The Covid-19 pandemic has put death and grief before all of us. Keith Woods, NPR’s Chief Diversity Officer, and Tom Huang, Dallas Morning News assistant managing editor for journalism initiatives, joined the National Press Club Journalism Institute for a conversation about “Writing Through: Grieving Together, Alone.” Both journalists have written about personal loss and decline in a time of collective grief.

Here are some of the insights they shared:

Writing about grief is confronting it

Huang: Grieving and writing for me are intertwined because I’m the kind of person who needs to write things down to discover things about myself and my emotions and how I relate to the people that I love.

Woods: The emotion is right there all the time. Writing doesn’t relieve me of it, but it does give me a place to safely feel it. This is such a powerful feeling – grief — that I think we are reluctant to write about it because in order to write about it you have to get all the way to feeling it. That scares the crap out of me every time. 

It takes time to write about grief

Huang: What I found has helped me as a writer is to actually write short pieces and share them on Facebook with my friends. Step away from those dispatches, and then take some of that material and write essays that have been published over the last seven years. So again, the writing has helped me process the grief along the way.

Woods: I tell the story a lot before I write the story. That’s generally how I do essays. And then the actual writing of it, I find that I have to sit down and read the emotions. I’m pretty clear on how I’m feeling when I’m feeling. I’m not having to discover that point. I think in a lot of ways, my challenge is to sort it all out and find words for it. 

Details tell a larger story

Woods: In personal writing, people I think a lot of times think, ‘well, why would anybody be interested in the fact that I fed my mom applesauce and vanilla ice cream?’ And I think you really have to release that. You noticed it. It has a significance in that moment to you. Trust me to, as a reader, integrate into my own story.

Huang: Chip Scanlan I think once said the more specific details you use the more universal a piece can be. And it doesn’t mean that you spew out 12 different details, but you decide the one or two that are really important to you. 

It can be painful, but be honest

Huang: I made a decision early on, and it’s a hard one, but that I would try to be as open about my family as I could… I just had to make a decision that to write about this honestly I would have to show really difficult moments and ugly moments … You have to take a leap of faith as a writer that you’re going to do the right thing.

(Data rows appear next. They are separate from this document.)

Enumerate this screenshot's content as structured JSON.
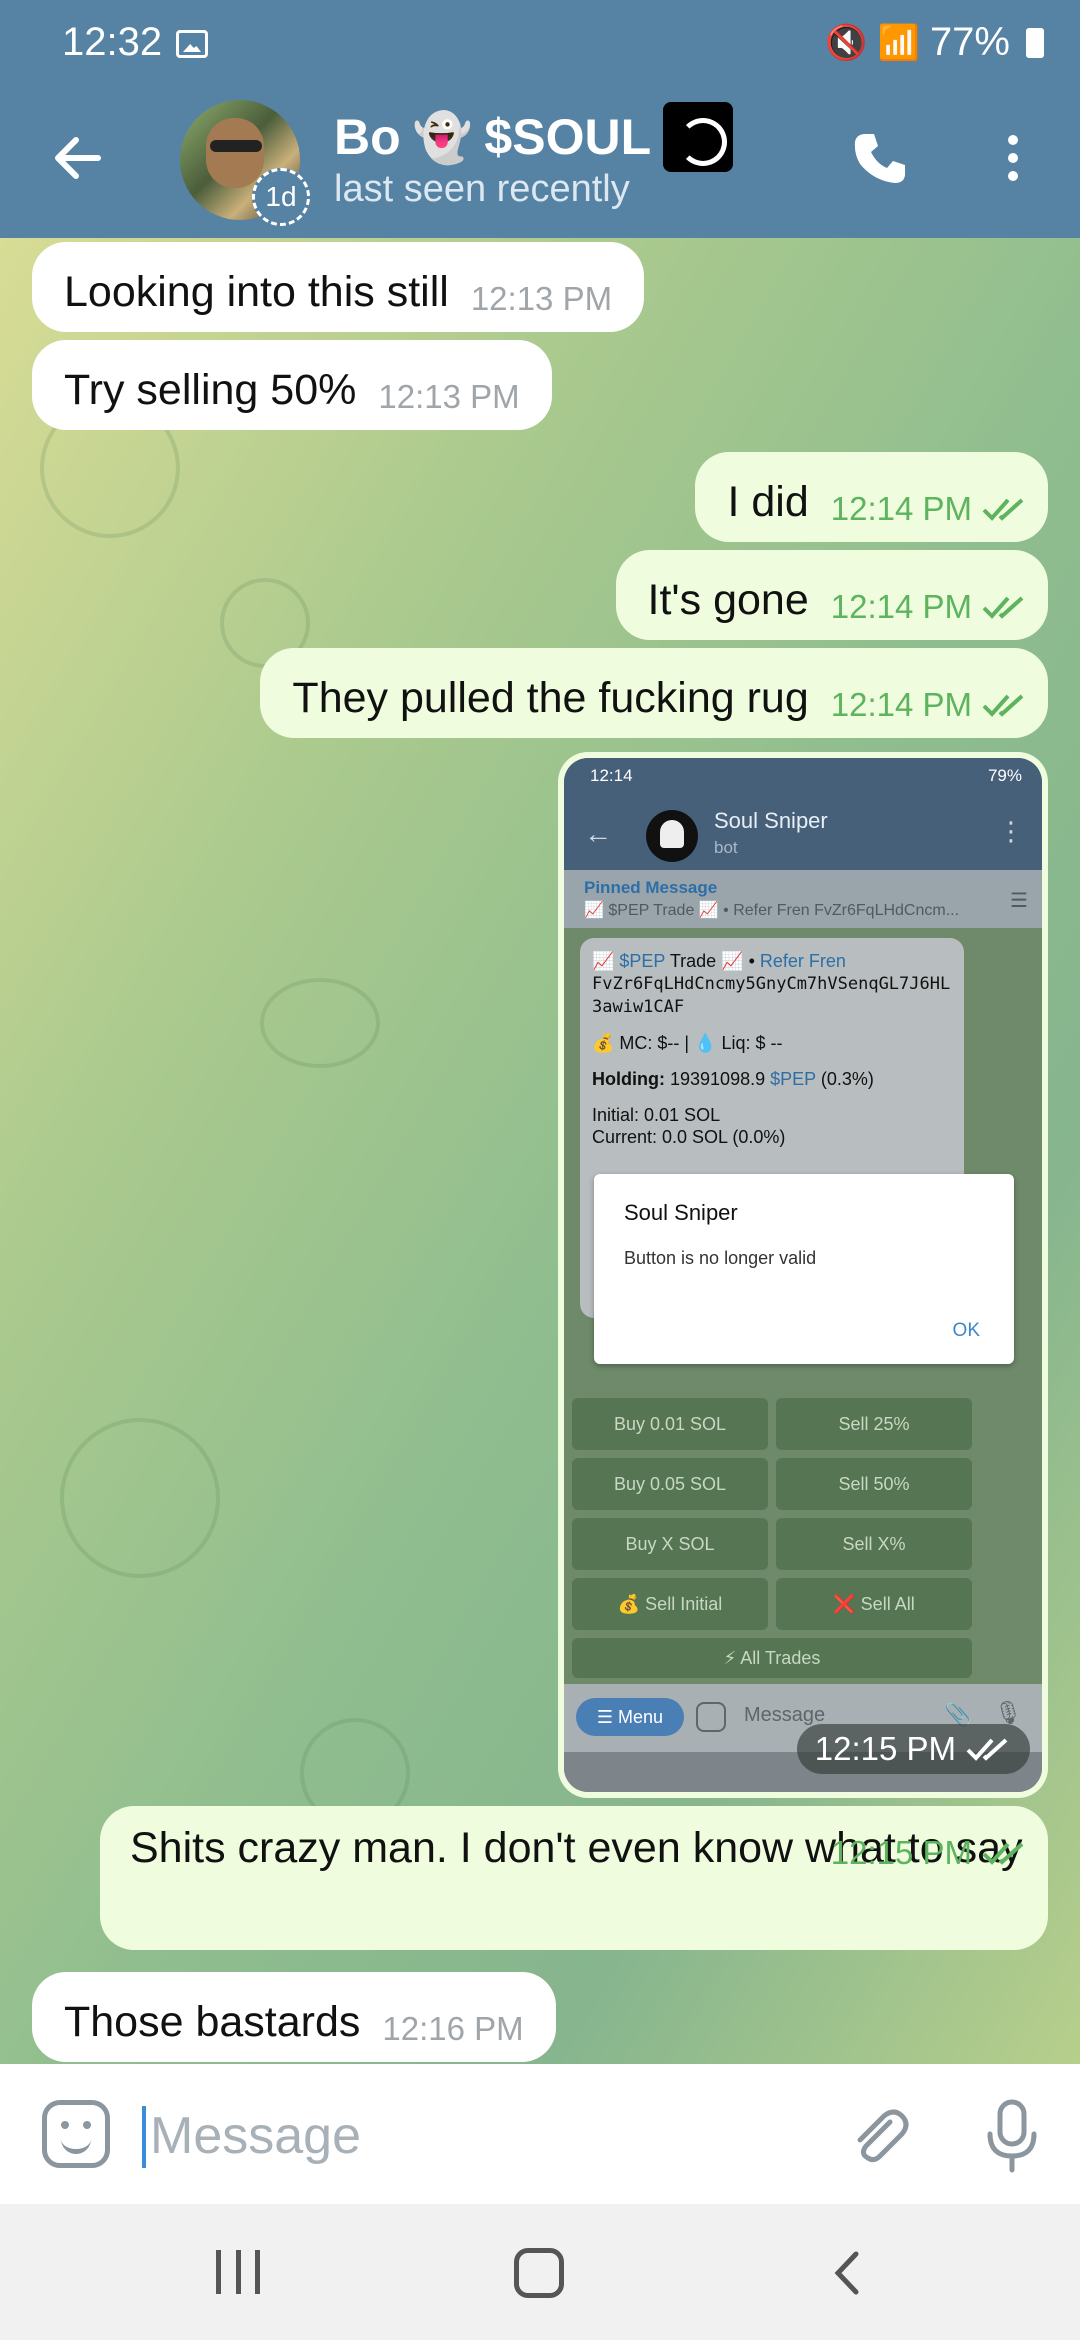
{
  "status_bar": {
    "time": "12:32",
    "battery": "77%"
  },
  "header": {
    "title": "Bo",
    "title_emoji": "👻",
    "title_suffix": "$SOUL",
    "subtitle": "last seen recently",
    "story_badge": "1d"
  },
  "messages": [
    {
      "side": "in",
      "text": "Looking into this still",
      "time": "12:13 PM"
    },
    {
      "side": "in",
      "text": "Try selling 50%",
      "time": "12:13 PM"
    },
    {
      "side": "out",
      "text": "I did",
      "time": "12:14 PM"
    },
    {
      "side": "out",
      "text": "It's gone",
      "time": "12:14 PM"
    },
    {
      "side": "out",
      "text": "They pulled the fucking rug",
      "time": "12:14 PM"
    },
    {
      "side": "out",
      "text": "Shits crazy man. I don't even know what to say",
      "time": "12:15 PM"
    },
    {
      "side": "in",
      "text": "Those bastards",
      "time": "12:16 PM"
    }
  ],
  "screenshot": {
    "time": "12:15 PM",
    "status_time": "12:14",
    "status_battery": "79%",
    "bot_name": "Soul Sniper",
    "bot_sub": "bot",
    "pinned_label": "Pinned Message",
    "pinned_text": "📈 $PEP Trade 📈 • Refer Fren FvZr6FqLHdCncm...",
    "trade_line_a": "📈 $PEP",
    "trade_line_b": "Trade 📈 •",
    "trade_line_c": "Refer Fren",
    "address": "FvZr6FqLHdCncmy5GnyCm7hVSenqGL7J6HL3awiw1CAF",
    "mc_line": "💰 MC: $-- | 💧 Liq: $ --",
    "holding_label": "Holding:",
    "holding_value": "19391098.9",
    "holding_token": "$PEP",
    "holding_pct": "(0.3%)",
    "initial": "Initial: 0.01 SOL",
    "current": "Current: 0.0 SOL (0.0%)",
    "dialog_title": "Soul Sniper",
    "dialog_body": "Button is no longer valid",
    "dialog_ok": "OK",
    "buttons": {
      "buy_001": "Buy 0.01 SOL",
      "sell_25": "Sell 25%",
      "buy_005": "Buy 0.05 SOL",
      "sell_50": "Sell 50%",
      "buy_x": "Buy X SOL",
      "sell_x": "Sell X%",
      "sell_initial": "💰 Sell Initial",
      "sell_all": "❌ Sell All",
      "all_trades": "⚡ All Trades"
    },
    "menu_label": "☰ Menu",
    "input_placeholder": "Message"
  },
  "input": {
    "placeholder": "Message"
  },
  "colors": {
    "header": "#5682a3",
    "outgoing": "#effdde",
    "incoming": "#ffffff",
    "check": "#5db35e"
  }
}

Woods: My approach in personal writing always has been, first, claim my story. You’ve intersected in my life in some kind of way, but it’s always my story first… But when I’ve published pieces about family, as often as possible, I’ve sent it to family ahead of time…It’s an accuracy check. Everybody understands the deal: If it’s true and it hurts, then, it’s still true. And I’m not reckless about that, I’m not cavalier about it.

You can watch video of the half-hour program here.